by Arnold Wesker
Directed by Bijan Sheibani
Magi,night porter....Tendayi Jembere
Max, butcher...Ian Burfield
Bertha, vegetable cook.....Tricia Kelly
Frank, second chef, poultry.....Neal Barry
Alfredo, roast....Vincenzo Nicoli
Hans, fry....Marek Oravec
Peter, boiled fish....Tom Brooke
Kevin, fried fish....Rory Keenan
Gaston, grill....Stavros Demetraki
Michael, eggs....David Benson
Nicholas, cold buffet....Craige Els
Paul, pastry chef....Samuel Roukin
Raymondo, assistant pastry chef....Gerard Monaco
Head Chef....Paul McCleary
Marango, proprietor....Bruce Myers
Anne, desserts and coffee....Siobhan McSweeney
Mangols, kitchen porter....Hambi Pappas
Dimitri, kitchen porter....Sam Swann
Head Waiter....Tim Samuels
sez says: this is beautifully done (choreographed) so it is fun to watch -- and the topic is a perennial--because it is one that we as humans, keep asking and don't know the answer to. That is, what is your dream? What is freedom? What would a fulfilled life be? The answer is not some ephemeral, ie: that you want a car, or sex. Maybe you draw closer when you say you want a real friend, or a loyal spouse. But when your life is so hectic--busy--driven (preparing food for 2000 people a day in The Kitchen) you don't have time to think, to dream, to contemplate life. As one character says: "Put a man in a factory and he makes a little knob all day...eventually he becomes a little knob."
And in the end, The Owner asks: Is there something I don't know? Is there something I need to know? What is there more?

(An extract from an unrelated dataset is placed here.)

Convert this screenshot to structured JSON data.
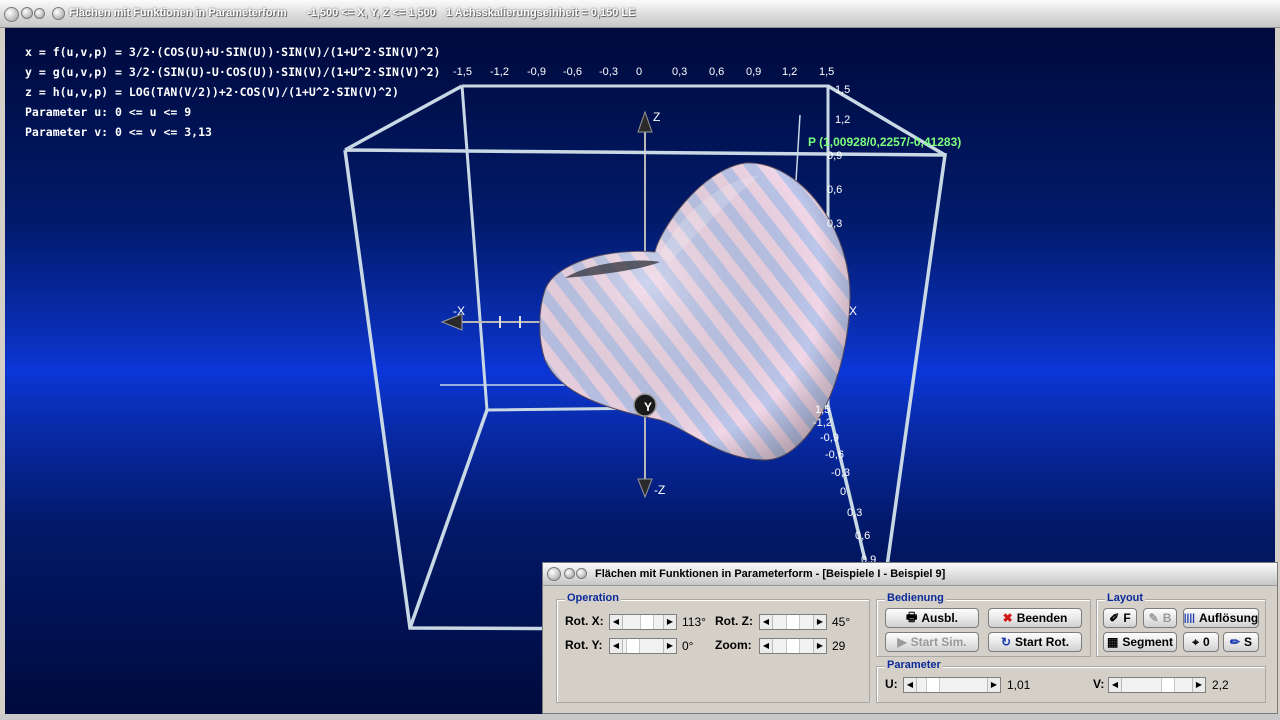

Also, this seems to be a metaphor for the international situation, after WW2. The play was written in the 1950s. The people who work in the kitchen are from all over the world--and they have a variety of problems getting along, that seem to mirror national antagonisms at the time. For instance Peter is a German who was in a fight with a crowd that has encircled him the night before the play is set--there is anger that in the end he just shakes everyone's hands and walks away. There is a lot of reference to people/nations who can't accept apologies and they must be brought to order by threats and being given a 'big scare'. Peter says yes, the Germans once built triumphant arches--but that didn't work out so now they are using their skills to build bridges.
Over the top outstanding is actor Tom Brooke, as Peter. What a fabulous performance. The acting all round was first rate but his was inspired.
mjc says: This was another wonderful experience at NT Live. The production values, choreography, acting, is just so superb.
John Street Cafe (Grade A)
6 years ago